Love him or hate him Che Guevara maybe one of the most influential figures of the 20th century. His image is ubiquitous throughout the developing world and understanding his appeal is essential for understanding the world that we live in. The text is short and highly enjoyable narrative of a motorcycle Adventure across South America. It illustrates the emergence of chaise political consciousness let him on the path to becoming a world-renowned and/or reviled revolutionary.
3b. Chasing Che by Patrick Symmes – This companion piece is written by a travel journalist who traces the path of Che”s original motorcycle journey many decades later. Addition to his own amazing adventures Patrick Symmes also does an incredible job of laying out the social and political history of a region of the world that we know far too little about.

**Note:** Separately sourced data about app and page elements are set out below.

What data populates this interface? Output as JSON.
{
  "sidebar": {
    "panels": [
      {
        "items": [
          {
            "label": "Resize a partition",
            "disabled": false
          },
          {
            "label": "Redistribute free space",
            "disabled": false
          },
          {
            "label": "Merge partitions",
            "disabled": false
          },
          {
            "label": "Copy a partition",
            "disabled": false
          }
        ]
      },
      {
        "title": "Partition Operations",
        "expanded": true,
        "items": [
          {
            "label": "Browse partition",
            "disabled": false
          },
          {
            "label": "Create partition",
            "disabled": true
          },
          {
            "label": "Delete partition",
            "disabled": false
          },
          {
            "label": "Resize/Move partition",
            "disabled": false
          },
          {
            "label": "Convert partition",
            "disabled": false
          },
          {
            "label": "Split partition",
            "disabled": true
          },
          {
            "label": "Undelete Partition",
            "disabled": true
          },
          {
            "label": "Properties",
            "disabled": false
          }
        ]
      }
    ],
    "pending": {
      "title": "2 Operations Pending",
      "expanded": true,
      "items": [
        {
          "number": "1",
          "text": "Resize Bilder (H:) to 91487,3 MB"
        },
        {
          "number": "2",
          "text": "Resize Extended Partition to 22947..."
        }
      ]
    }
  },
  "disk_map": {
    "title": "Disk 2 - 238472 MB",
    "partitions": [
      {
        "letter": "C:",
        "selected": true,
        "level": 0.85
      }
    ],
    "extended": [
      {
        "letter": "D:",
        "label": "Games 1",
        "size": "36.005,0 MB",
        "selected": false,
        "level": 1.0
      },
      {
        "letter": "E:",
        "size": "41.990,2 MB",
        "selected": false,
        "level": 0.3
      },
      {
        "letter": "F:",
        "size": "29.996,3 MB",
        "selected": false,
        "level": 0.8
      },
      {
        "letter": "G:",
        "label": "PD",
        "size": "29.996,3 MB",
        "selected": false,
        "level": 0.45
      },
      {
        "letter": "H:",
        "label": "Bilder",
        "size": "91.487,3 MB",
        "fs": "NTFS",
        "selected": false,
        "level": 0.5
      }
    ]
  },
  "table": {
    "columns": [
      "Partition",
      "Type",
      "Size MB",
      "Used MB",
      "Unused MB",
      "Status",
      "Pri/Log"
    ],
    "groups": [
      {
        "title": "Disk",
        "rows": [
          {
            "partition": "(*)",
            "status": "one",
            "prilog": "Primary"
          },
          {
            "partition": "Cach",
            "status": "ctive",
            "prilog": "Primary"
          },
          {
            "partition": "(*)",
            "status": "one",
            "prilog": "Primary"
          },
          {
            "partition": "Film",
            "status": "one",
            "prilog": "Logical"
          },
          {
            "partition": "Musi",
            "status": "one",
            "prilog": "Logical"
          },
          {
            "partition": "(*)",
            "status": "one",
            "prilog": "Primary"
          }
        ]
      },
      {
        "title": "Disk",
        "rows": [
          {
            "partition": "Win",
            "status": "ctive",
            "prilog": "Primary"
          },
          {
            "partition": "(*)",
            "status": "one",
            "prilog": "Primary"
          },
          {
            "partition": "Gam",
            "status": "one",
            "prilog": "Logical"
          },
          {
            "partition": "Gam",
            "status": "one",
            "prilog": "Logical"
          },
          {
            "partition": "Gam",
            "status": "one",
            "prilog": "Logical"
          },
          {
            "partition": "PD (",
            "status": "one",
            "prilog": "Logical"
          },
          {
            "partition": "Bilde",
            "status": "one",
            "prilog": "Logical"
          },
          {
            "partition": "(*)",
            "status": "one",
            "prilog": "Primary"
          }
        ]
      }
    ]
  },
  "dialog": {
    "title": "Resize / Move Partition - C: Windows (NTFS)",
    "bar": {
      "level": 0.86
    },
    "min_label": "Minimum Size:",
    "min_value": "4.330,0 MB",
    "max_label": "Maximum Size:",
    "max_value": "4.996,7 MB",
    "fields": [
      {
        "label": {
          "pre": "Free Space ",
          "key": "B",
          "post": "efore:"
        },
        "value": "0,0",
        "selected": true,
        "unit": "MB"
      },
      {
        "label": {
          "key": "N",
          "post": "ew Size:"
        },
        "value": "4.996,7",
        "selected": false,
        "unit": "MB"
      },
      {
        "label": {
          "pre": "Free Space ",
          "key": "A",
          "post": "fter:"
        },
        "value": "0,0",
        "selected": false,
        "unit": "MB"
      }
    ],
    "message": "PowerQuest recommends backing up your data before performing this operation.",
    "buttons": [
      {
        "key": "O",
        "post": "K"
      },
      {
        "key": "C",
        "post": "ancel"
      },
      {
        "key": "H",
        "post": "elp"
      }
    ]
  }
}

Intrepid journalist Patrick Symmes sets off on his BMW R80 G/S in search of the people and places in Ernesto “Che” Guevara’s classic Motorcycle Diaries, seeking out his own adventure as well as the legacy of the icon Che would become, Symmes retraces the future revolutionary’s path. And on the way he runs out of gas in an Argentine desert, talks a Peruvian guerrilla out of taking him hostage, wipes out in the Andes, and, in Cuba, drinks himself blind with Che’s travel partner, Alberto Granado.
Here is the unforgettable story of a wanderer’s quest for food, shelter, and wisdom. Here, too, is the portrait of a continent whose dreams of utopia give birth not only to freedom fighters, but also to tyrants whose methods include torture and mass killing. Masterfully detailed, insightful, unforgettable, Chasing Che transfixes us with the glory of the open road, where man and machine traverse the unknown in search of the spirit’s keenest desires
Extra credit for overachievers and those who interested in fomenting and organizing a left-wing Revolution. Guerrilla Warfare by Che Guevara. A literal highly detailed field manual for anyone who wants to start up a popular Insurgency in a developing country.
4. The Adventures of Don Quixote, Miguel Cervantes.
A Spanish novel by Miguel de Cervantes Saavedra. Published in two volumes, in 1605 and 1615, Don Quixote is considered the most influential work of literature from the Spanish Golden Age and the entire Spanish literary canon. As a founding work of modern Western literature and one of the earliest canonical novels, it regularly appears high on lists of the greatest works of fiction ever published. The story follows the adventures of a hidalgo named Mr. Alonso Quixano who reads so many chivalric romances that he loses his sanity and decides to set out to revive chivalry, undo wrongs, and bring justice to the world, under the name Don Quixote de la Mancha.
Nearly four hundred years after its publication this book still makes the top nearly every canonical list of great books. The fact that has withstood the test of time is a testament to the fact that it speaks deeply to the human experience.
Hornblower an the Hotspur – This be the text mates!